This is the powerful and moving life story of one of South Africa's leading trade union activists, from her childhood in Sophiatown to her first marriage and divorce, the dark days of her six months in detention and her lasting contributions to labour organisation in South Africa. Strikes have followed me all my life was first published in 1989 by The women's press but was never available in South Africa. Emma Mashinini's autobiography is an accessible, engaging account of a self-effacing union organiser, gender-rights activist and a phenomenal woman who has lived a difficult life and endured many challenges: detention without trial for six months (most of which were spent in solitary confinement); losing two daughters and a son-in-law; health problems as a result of detention; and constant abuse at the hands of apartheid's enforcers. But Emma's story is one of courage. It is engaging, at times sad (there is a heart-breaking moment in the text when she forgets her daughter’s name while in solitary confinement), but mostly it is an inspirational account of a selfless individual. This edition includes a Foreword by Jay Naidoo that brings the reader up to date with Emma’s life and opinions and the state of the labour movement in South Africa as well as moving letters from Mashinini's family that were written to her on her 80th birthday.

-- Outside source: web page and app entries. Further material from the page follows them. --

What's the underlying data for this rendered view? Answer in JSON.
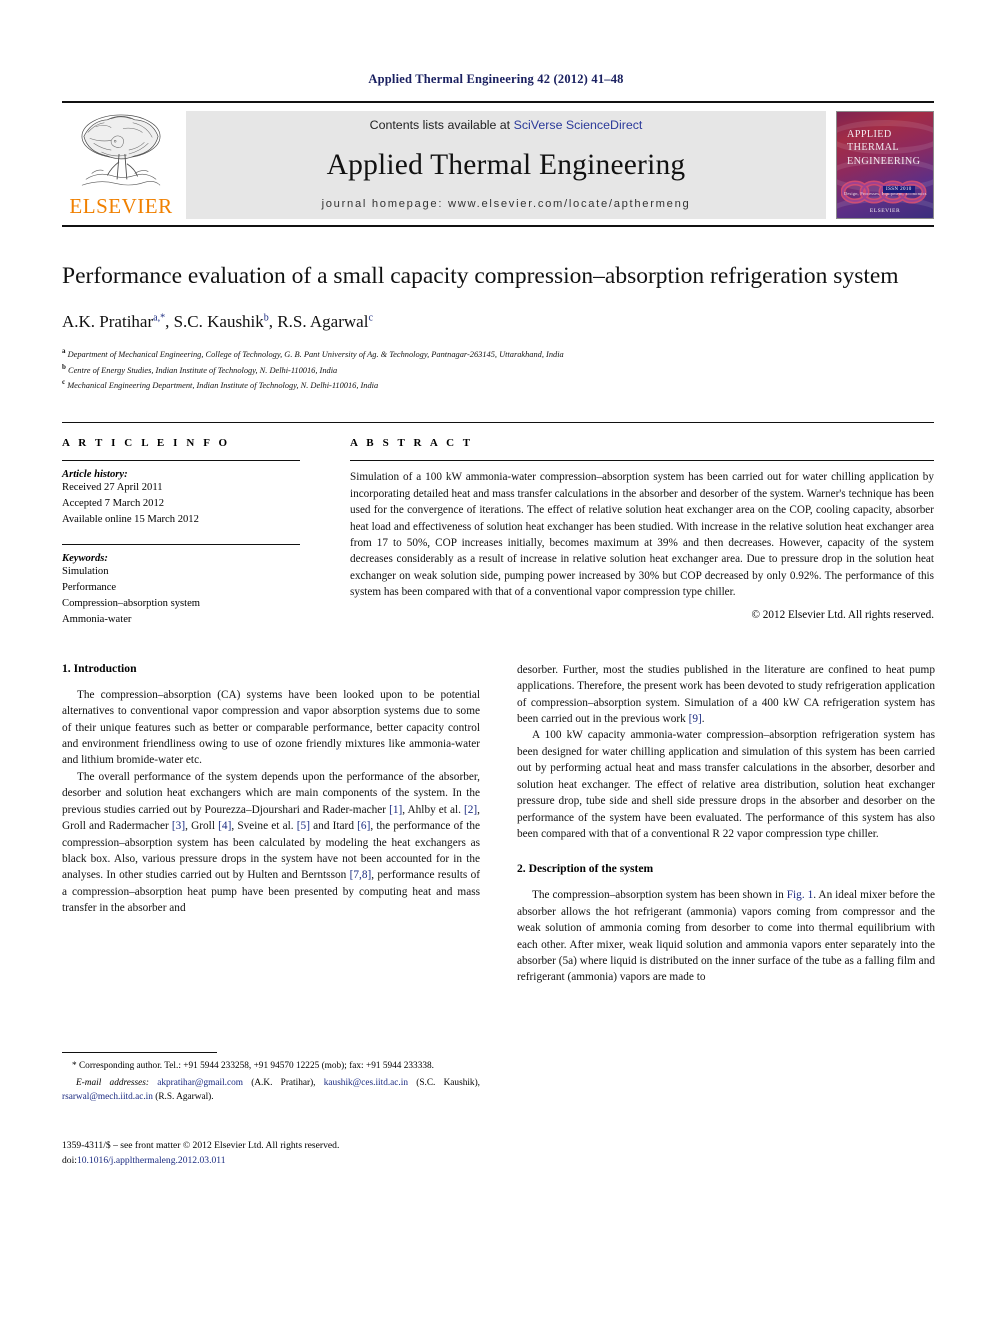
{
  "running_head": "Applied Thermal Engineering 42 (2012) 41–48",
  "masthead": {
    "contents_prefix": "Contents lists available at ",
    "sciencedirect": "SciVerse ScienceDirect",
    "journal_name": "Applied Thermal Engineering",
    "homepage": "journal homepage: www.elsevier.com/locate/apthermeng",
    "publisher": "ELSEVIER",
    "cover": {
      "line1": "APPLIED",
      "line2": "THERMAL",
      "line3": "ENGINEERING",
      "subtitle": "Design, Processes, Equipment, Economics",
      "badge": "ISSN 2010",
      "brand": "ELSEVIER"
    }
  },
  "article": {
    "title": "Performance evaluation of a small capacity compression–absorption refrigeration system",
    "authors": "A.K. Pratihar, S.C. Kaushik, R.S. Agarwal",
    "author_list": [
      {
        "name": "A.K. Pratihar",
        "marks": "a,*"
      },
      {
        "name": "S.C. Kaushik",
        "marks": "b"
      },
      {
        "name": "R.S. Agarwal",
        "marks": "c"
      }
    ],
    "affiliations": [
      {
        "mark": "a",
        "text": "Department of Mechanical Engineering, College of Technology, G. B. Pant University of Ag. & Technology, Pantnagar-263145, Uttarakhand, India"
      },
      {
        "mark": "b",
        "text": "Centre of Energy Studies, Indian Institute of Technology, N. Delhi-110016, India"
      },
      {
        "mark": "c",
        "text": "Mechanical Engineering Department, Indian Institute of Technology, N. Delhi-110016, India"
      }
    ]
  },
  "article_info": {
    "label": "A R T I C L E    I N F O",
    "history_head": "Article history:",
    "received": "Received 27 April 2011",
    "accepted": "Accepted 7 March 2012",
    "online": "Available online 15 March 2012",
    "keywords_head": "Keywords:",
    "keywords": [
      "Simulation",
      "Performance",
      "Compression–absorption system",
      "Ammonia-water"
    ]
  },
  "abstract": {
    "label": "A B S T R A C T",
    "text": "Simulation of a 100 kW ammonia-water compression–absorption system has been carried out for water chilling application by incorporating detailed heat and mass transfer calculations in the absorber and desorber of the system. Warner's technique has been used for the convergence of iterations. The effect of relative solution heat exchanger area on the COP, cooling capacity, absorber heat load and effectiveness of solution heat exchanger has been studied. With increase in the relative solution heat exchanger area from 17 to 50%, COP increases initially, becomes maximum at 39% and then decreases. However, capacity of the system decreases considerably as a result of increase in relative solution heat exchanger area. Due to pressure drop in the solution heat exchanger on weak solution side, pumping power increased by 30% but COP decreased by only 0.92%. The performance of this system has been compared with that of a conventional vapor compression type chiller.",
    "copyright": "© 2012 Elsevier Ltd. All rights reserved."
  },
  "sections": {
    "intro_heading": "1.  Introduction",
    "intro_p1": "The compression–absorption (CA) systems have been looked upon to be potential alternatives to conventional vapor compression and vapor absorption systems due to some of their unique features such as better or comparable performance, better capacity control and environment friendliness owing to use of ozone friendly mixtures like ammonia-water and lithium bromide-water etc.",
    "intro_p2_a": "The overall performance of the system depends upon the performance of the absorber, desorber and solution heat exchangers which are main components of the system. In the previous studies carried out by Pourezza–Djourshari and Rader-macher ",
    "cit1": "[1]",
    "intro_p2_b": ", Ahlby et al. ",
    "cit2": "[2]",
    "intro_p2_c": ", Groll and Radermacher ",
    "cit3": "[3]",
    "intro_p2_d": ", Groll ",
    "cit4": "[4]",
    "intro_p2_e": ", Sveine et al. ",
    "cit5": "[5]",
    "intro_p2_f": " and Itard ",
    "cit6": "[6]",
    "intro_p2_g": ", the performance of the compression–absorption system has been calculated by modeling the heat exchangers as black box. Also, various pressure drops in the system have not been accounted for in the analyses. In other studies carried out by Hulten and Berntsson ",
    "cit78": "[7,8]",
    "intro_p2_h": ", performance results of a compression–absorption heat pump have been presented by computing heat and mass transfer in the absorber and",
    "right_p1_a": "desorber. Further, most the studies published in the literature are confined to heat pump applications. Therefore, the present work has been devoted to study refrigeration application of compression–absorption system. Simulation of a 400 kW CA refrigeration system has been carried out in the previous work ",
    "cit9": "[9]",
    "right_p1_b": ".",
    "right_p2": "A 100 kW capacity ammonia-water compression–absorption refrigeration system has been designed for water chilling application and simulation of this system has been carried out by performing actual heat and mass transfer calculations in the absorber, desorber and solution heat exchanger. The effect of relative area distribution, solution heat exchanger pressure drop, tube side and shell side pressure drops in the absorber and desorber on the performance of the system have been evaluated. The performance of this system has also been compared with that of a conventional R 22 vapor compression type chiller.",
    "desc_heading": "2.  Description of the system",
    "desc_p1_a": "The compression–absorption system has been shown in ",
    "fig_ref": "Fig. 1",
    "desc_p1_b": ". An ideal mixer before the absorber allows the hot refrigerant (ammonia) vapors coming from compressor and the weak solution of ammonia coming from desorber to come into thermal equilibrium with each other. After mixer, weak liquid solution and ammonia vapors enter separately into the absorber (5a) where liquid is distributed on the inner surface of the tube as a falling film and refrigerant (ammonia) vapors are made to"
  },
  "footnotes": {
    "corresponding": "* Corresponding author. Tel.: +91 5944 233258, +91 94570 12225 (mob); fax: +91 5944 233338.",
    "email_label": "E-mail addresses:",
    "email1": "akpratihar@gmail.com",
    "email1_owner": " (A.K. Pratihar), ",
    "email2": "kaushik@ces.iitd.ac.in",
    "email2_owner": " (S.C. Kaushik), ",
    "email3": "rsarwal@mech.iitd.ac.in",
    "email3_owner": " (R.S. Agarwal)."
  },
  "imprint": {
    "line1": "1359-4311/$ – see front matter © 2012 Elsevier Ltd. All rights reserved.",
    "doi_label": "doi:",
    "doi": "10.1016/j.applthermaleng.2012.03.011"
  },
  "colors": {
    "link": "#1a2a80",
    "elsevier_orange": "#F08000",
    "band_gray": "#e6e6e6"
  }
}
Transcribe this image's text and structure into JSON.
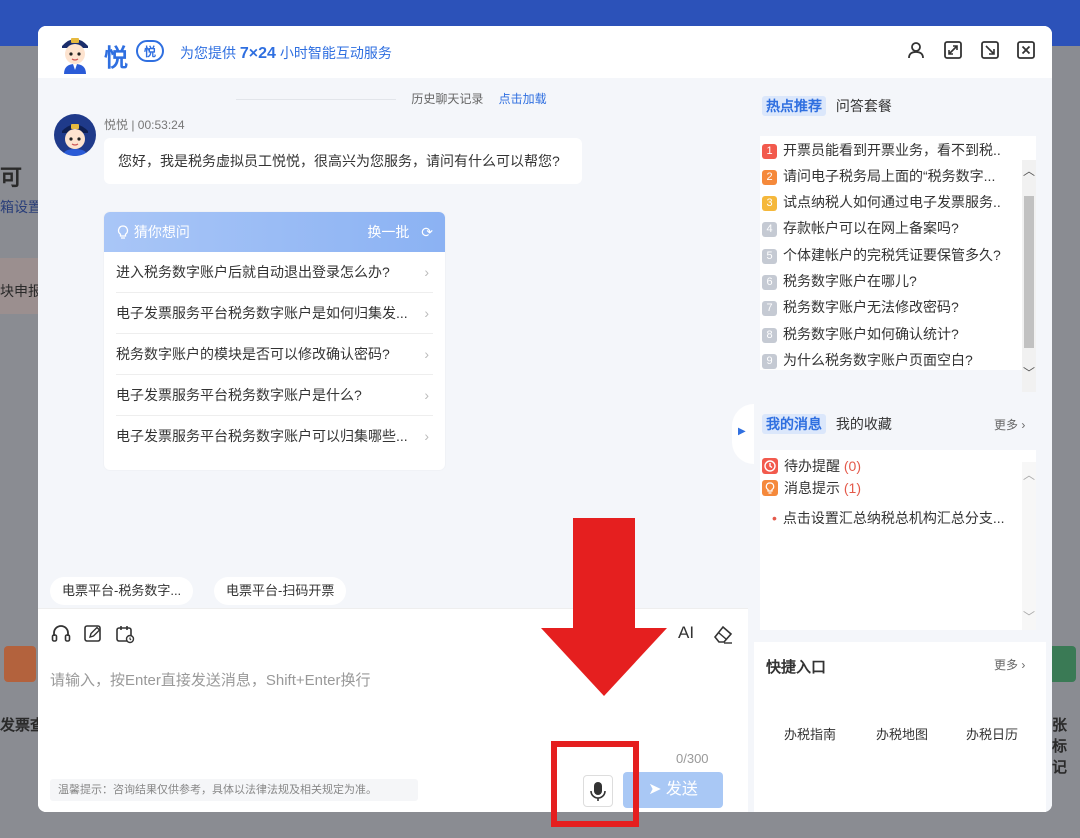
{
  "background": {
    "left_text_1": "可",
    "left_text_2": "箱设置",
    "left_text_3": "块申报",
    "left_text_4": "发票查",
    "right_text_1": "张标记"
  },
  "header": {
    "logo_text": "悦",
    "logo_badge": "悦",
    "tagline_prefix": "为您提供 ",
    "tagline_hours": "7×24",
    "tagline_suffix": " 小时智能互动服务",
    "icons": [
      "user-icon",
      "expand-icon",
      "minimize-icon",
      "close-icon"
    ]
  },
  "chat": {
    "history_label": "历史聊天记录",
    "history_load": "点击加载",
    "bot_meta": "悦悦 | 00:53:24",
    "greeting": "您好，我是税务虚拟员工悦悦，很高兴为您服务，请问有什么可以帮您?",
    "guess": {
      "title": "猜你想问",
      "refresh": "换一批",
      "items": [
        "进入税务数字账户后就自动退出登录怎么办?",
        "电子发票服务平台税务数字账户是如何归集发...",
        "税务数字账户的模块是否可以修改确认密码?",
        "电子发票服务平台税务数字账户是什么?",
        "电子发票服务平台税务数字账户可以归集哪些..."
      ]
    },
    "chips": [
      "电票平台-税务数字...",
      "电票平台-扫码开票"
    ]
  },
  "input": {
    "placeholder": "请输入，按Enter直接发送消息，Shift+Enter换行",
    "counter": "0/300",
    "tips": "温馨提示：咨询结果仅供参考，具体以法律法规及相关规定为准。",
    "send_label": "发送",
    "ai_label": "AI"
  },
  "right": {
    "hot_tab": "热点推荐",
    "qa_tab": "问答套餐",
    "hot_items": [
      {
        "num": "1",
        "text": "开票员能看到开票业务，看不到税...",
        "color": "#f25a4d"
      },
      {
        "num": "2",
        "text": "请问电子税务局上面的“税务数字...",
        "color": "#f5893b"
      },
      {
        "num": "3",
        "text": "试点纳税人如何通过电子发票服务...",
        "color": "#f5b83b"
      },
      {
        "num": "4",
        "text": "存款帐户可以在网上备案吗?",
        "color": "#c5cad3"
      },
      {
        "num": "5",
        "text": "个体建帐户的完税凭证要保管多久?",
        "color": "#c5cad3"
      },
      {
        "num": "6",
        "text": "税务数字账户在哪儿?",
        "color": "#c5cad3"
      },
      {
        "num": "7",
        "text": "税务数字账户无法修改密码?",
        "color": "#c5cad3"
      },
      {
        "num": "8",
        "text": "税务数字账户如何确认统计?",
        "color": "#c5cad3"
      },
      {
        "num": "9",
        "text": "为什么税务数字账户页面空白?",
        "color": "#c5cad3"
      }
    ],
    "msg_tab": "我的消息",
    "fav_tab": "我的收藏",
    "more": "更多",
    "todo_label": "待办提醒",
    "todo_count": "(0)",
    "notice_label": "消息提示",
    "notice_count": "(1)",
    "notice_item": "点击设置汇总纳税总机构汇总分支...",
    "quick_title": "快捷入口",
    "quick_more": "更多",
    "quick_links": [
      "办税指南",
      "办税地图",
      "办税日历"
    ]
  },
  "colors": {
    "accent": "#2f6fe0",
    "annotation": "#e51f1f"
  }
}
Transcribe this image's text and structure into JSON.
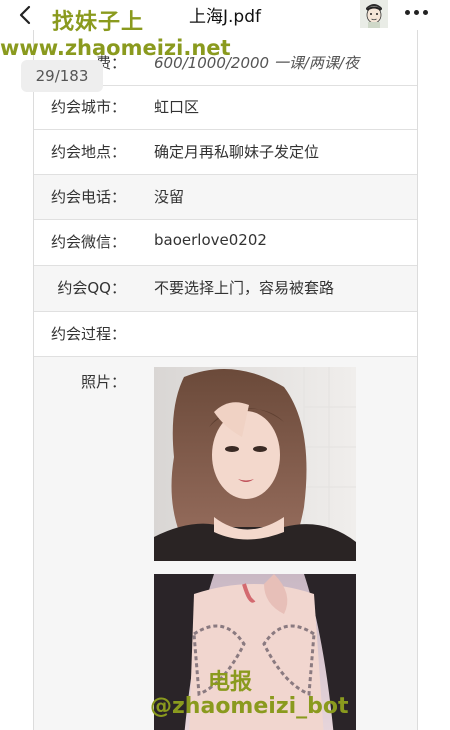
{
  "header": {
    "title": "上海J.pdf",
    "back_icon": "chevron-left-icon",
    "more_icon": "more-dots-icon"
  },
  "watermarks": {
    "title": "找妹子上",
    "url": "www.zhaomeizi.net",
    "telegram_label": "电报",
    "telegram_handle": "@zhaomeizi_bot"
  },
  "pager": {
    "current": "29/183"
  },
  "rows": [
    {
      "label": "费：",
      "value": "600/1000/2000 一课/两课/夜"
    },
    {
      "label": "约会城市：",
      "value": "虹口区"
    },
    {
      "label": "约会地点：",
      "value": "确定月再私聊妹子发定位"
    },
    {
      "label": "约会电话：",
      "value": "没留"
    },
    {
      "label": "约会微信：",
      "value": "baoerlove0202"
    },
    {
      "label": "约会QQ：",
      "value": "不要选择上门，容易被套路"
    },
    {
      "label": "约会过程：",
      "value": ""
    },
    {
      "label": "照片：",
      "value": ""
    }
  ],
  "colors": {
    "watermark": "#8a9a1e",
    "row_border": "#e0e0e0",
    "row_shade": "#f6f6f6"
  }
}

This is a classic South African memoir in the same vein as Ellen Kuzwayo's call me woman, which recalls and preserves vital accounts of South Africa's history.